• _Activity_:
All of the entries must be duplicated exactly.

• _Extracted material_:
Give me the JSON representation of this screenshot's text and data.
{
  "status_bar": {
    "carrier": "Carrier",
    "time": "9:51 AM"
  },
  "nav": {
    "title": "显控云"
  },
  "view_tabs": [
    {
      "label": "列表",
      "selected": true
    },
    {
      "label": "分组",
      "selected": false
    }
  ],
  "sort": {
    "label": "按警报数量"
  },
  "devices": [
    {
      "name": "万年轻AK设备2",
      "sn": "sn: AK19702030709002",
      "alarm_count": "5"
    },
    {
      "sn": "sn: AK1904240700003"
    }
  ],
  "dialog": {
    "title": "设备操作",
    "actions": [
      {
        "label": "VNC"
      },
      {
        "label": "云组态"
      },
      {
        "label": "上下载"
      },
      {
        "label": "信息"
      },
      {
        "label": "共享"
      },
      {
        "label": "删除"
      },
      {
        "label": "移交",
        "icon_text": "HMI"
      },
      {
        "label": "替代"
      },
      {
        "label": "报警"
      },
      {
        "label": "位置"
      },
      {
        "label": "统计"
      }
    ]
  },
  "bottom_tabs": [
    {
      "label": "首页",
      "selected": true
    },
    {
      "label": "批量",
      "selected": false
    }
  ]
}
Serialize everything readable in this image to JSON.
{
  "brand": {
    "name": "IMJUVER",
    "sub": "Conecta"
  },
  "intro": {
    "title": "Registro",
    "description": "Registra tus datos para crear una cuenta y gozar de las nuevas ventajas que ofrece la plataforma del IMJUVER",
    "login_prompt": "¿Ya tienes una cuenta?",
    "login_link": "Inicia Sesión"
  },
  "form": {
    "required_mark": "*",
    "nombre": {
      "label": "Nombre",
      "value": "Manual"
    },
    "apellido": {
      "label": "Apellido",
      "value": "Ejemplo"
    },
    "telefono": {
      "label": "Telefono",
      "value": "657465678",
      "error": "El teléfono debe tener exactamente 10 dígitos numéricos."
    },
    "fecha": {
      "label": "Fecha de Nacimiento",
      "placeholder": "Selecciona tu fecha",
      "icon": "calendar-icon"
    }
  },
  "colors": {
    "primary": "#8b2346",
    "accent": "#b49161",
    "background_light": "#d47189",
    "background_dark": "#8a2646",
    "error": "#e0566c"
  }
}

• _Written solution_:
Give me the JSON representation of this screenshot's text and data.
{
  "status_bar": {
    "carrier": "Carrier",
    "time": "9:51 AM"
  },
  "nav": {
    "title": "显控云"
  },
  "view_tabs": [
    {
      "label": "列表",
      "selected": true
    },
    {
      "label": "分组",
      "selected": false
    }
  ],
  "sort": {
    "label": "按警报数量"
  },
  "devices": [
    {
      "name": "万年轻AK设备2",
      "sn": "sn: AK19702030709002",
      "alarm_count": "5"
    },
    {
      "sn": "sn: AK1904240700003"
    }
  ],
  "dialog": {
    "title": "设备操作",
    "actions": [
      {
        "label": "VNC"
      },
      {
        "label": "云组态"
      },
      {
        "label": "上下载"
      },
      {
        "label": "信息"
      },
      {
        "label": "共享"
      },
      {
        "label": "删除"
      },
      {
        "label": "移交",
        "icon_text": "HMI"
      },
      {
        "label": "替代"
      },
      {
        "label": "报警"
      },
      {
        "label": "位置"
      },
      {
        "label": "统计"
      }
    ]
  },
  "bottom_tabs": [
    {
      "label": "首页",
      "selected": true
    },
    {
      "label": "批量",
      "selected": false
    }
  ]
}
Serialize everything readable in this image to JSON.
{
  "brand": {
    "name": "IMJUVER",
    "sub": "Conecta"
  },
  "intro": {
    "title": "Registro",
    "description": "Registra tus datos para crear una cuenta y gozar de las nuevas ventajas que ofrece la plataforma del IMJUVER",
    "login_prompt": "¿Ya tienes una cuenta?",
    "login_link": "Inicia Sesión"
  },
  "form": {
    "required_mark": "*",
    "nombre": {
      "label": "Nombre",
      "value": "Manual"
    },
    "apellido": {
      "label": "Apellido",
      "value": "Ejemplo"
    },
    "telefono": {
      "label": "Telefono",
      "value": "657465678",
      "error": "El teléfono debe tener exactamente 10 dígitos numéricos."
    },
    "fecha": {
      "label": "Fecha de Nacimiento",
      "placeholder": "Selecciona tu fecha",
      "icon": "calendar-icon"
    }
  },
  "colors": {
    "primary": "#8b2346",
    "accent": "#b49161",
    "background_light": "#d47189",
    "background_dark": "#8a2646",
    "error": "#e0566c"
  }
}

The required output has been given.